Beer Review: BEAR REPUBLIC ⁄ FAT HEAD’S ⁄ STONE TBA (TEXAS BROWN ALE)

Beer Review: BEAR REPUBLIC ⁄ FAT HEAD’S ⁄ STONE TBA (TEXAS BROWN ALE)

Nothing says festive cheer like sharing a brew with pals, especially when it involves the collaborative efforts of Matt Cole from Fat Heads and Richard Norgrove from Bear Republic at Stone Brewing Co. This “sort of” old-school American (or Texas) brown ale, crafted in the pre-Christmas hustle, boasts a blend of specialty malts, molasses, brown sugar, and a mix of Columbus, Bravo, Brewers’ Gold, and, making its debut at Stone, Cascade Hops. Stone Brewing Co. aims to evoke nostalgia for the early days of classic craft brews with this holiday creation.

Appearance:

The pour reveals a dark amber hue crowned by a dense, creamy head that gracefully leaves behind exquisite lacing.

Aroma:

Amarillo-ish dry hopping dominates the olfactory experience, with a faint undercurrent of toasty nutty malt struggling to be heard beneath the hoppy symphony. There’s a subtle Armor All note that adds a touch of intrigue.

Taste:

The journey begins with a hoppy punch, revealing mildly toasty maltiness along the way. Hints of grapefruit and earthiness emerge, culminating in a bitter finish that doesn’t overstay its welcome or overwhelm the palate. The alcohol is skillfully concealed, rendering the overall taste quite enjoyable.

Mouthfeel:

On the thinner side of medium, this concoction boasts a highly drinkable quality, accompanied by moderate carbonation that enhances the overall experience.

Overall:

Despite the enticing narrative and backstory, my expectations for a typical American Brown Ale were not met.

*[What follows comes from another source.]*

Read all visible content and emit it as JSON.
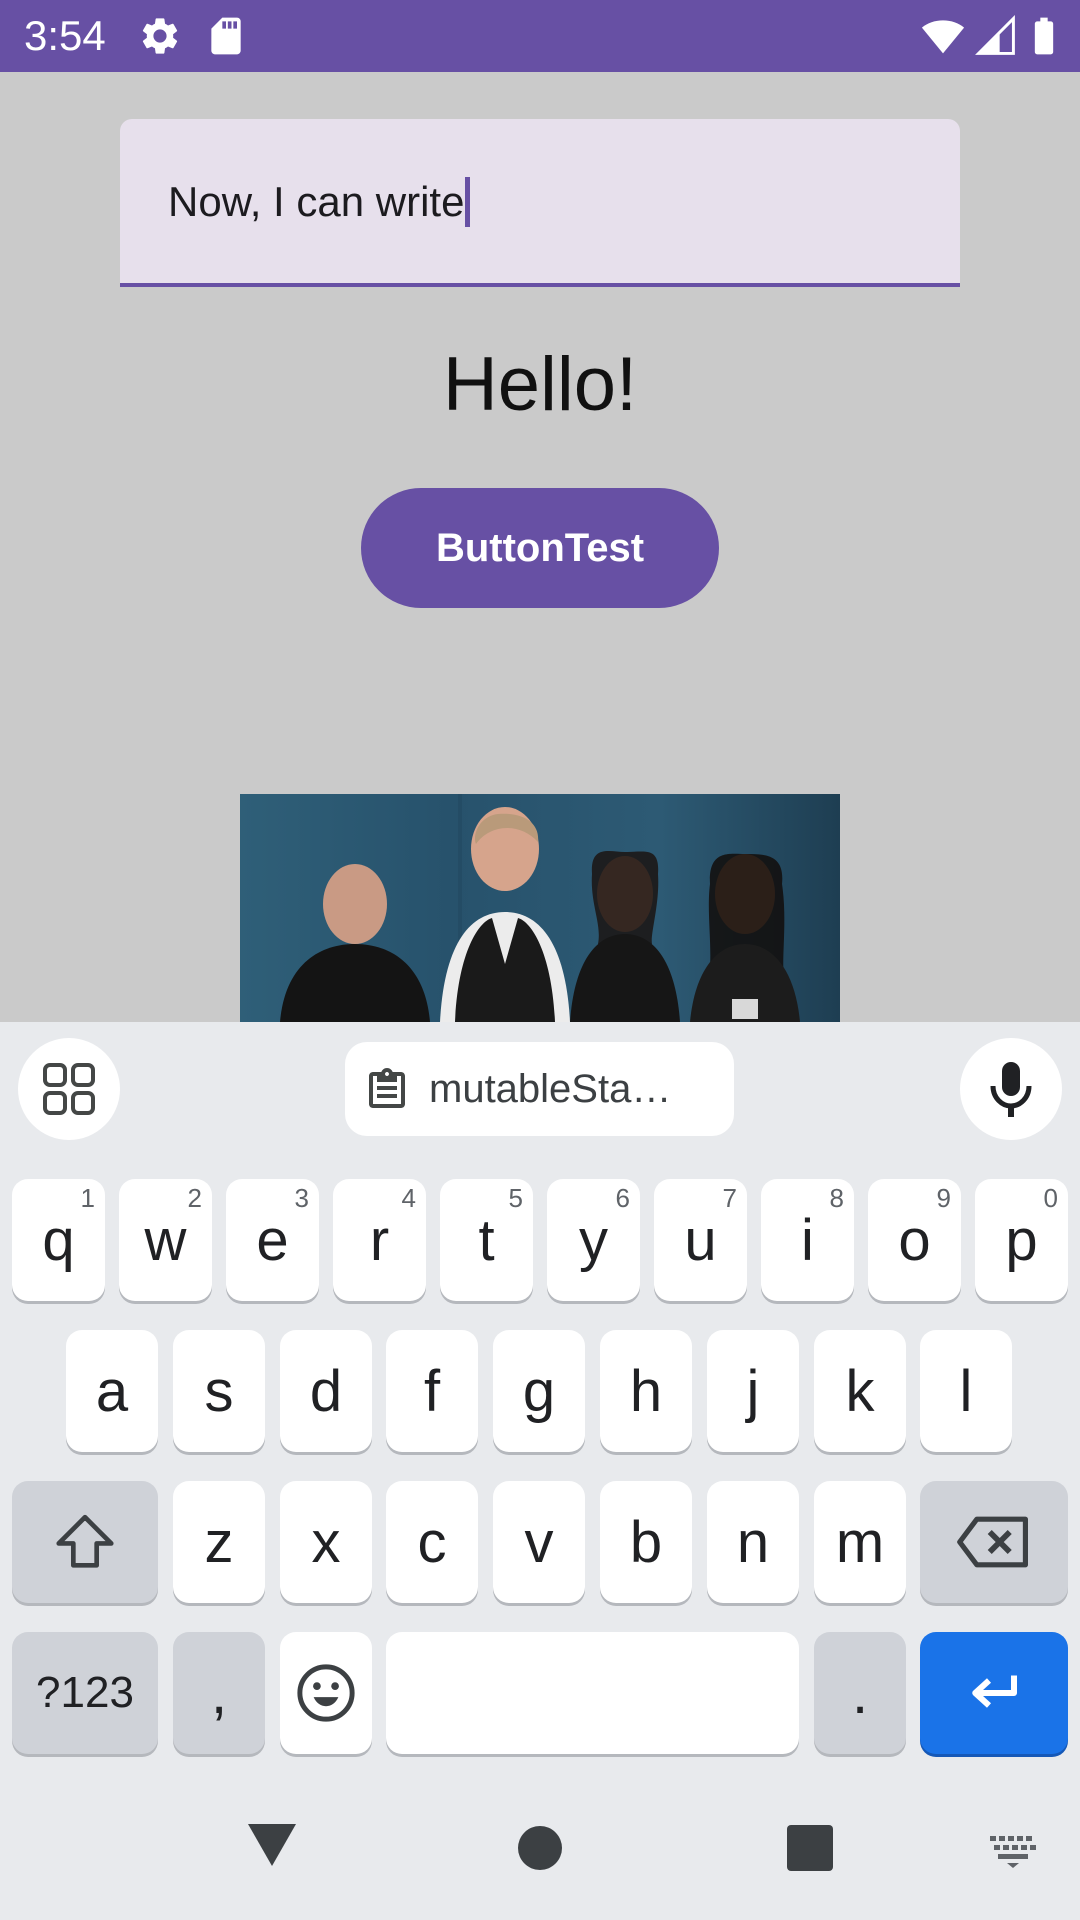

Apart from its color, the brew displayed minimal resemblance to a traditional brown ale, lacking the anticipated nutty or toasty notes. Instead, the spotlight was firmly on the dominating hop presence, both on the nose and palate. In the realm of collaborations, if the previous one was dubbed ‘More Brown than Black,’ this offering could be aptly described as ‘More Amber than Brown.’ While not aligning with the anticipated style, the beer holds its own as an intriguing divergence from the norm.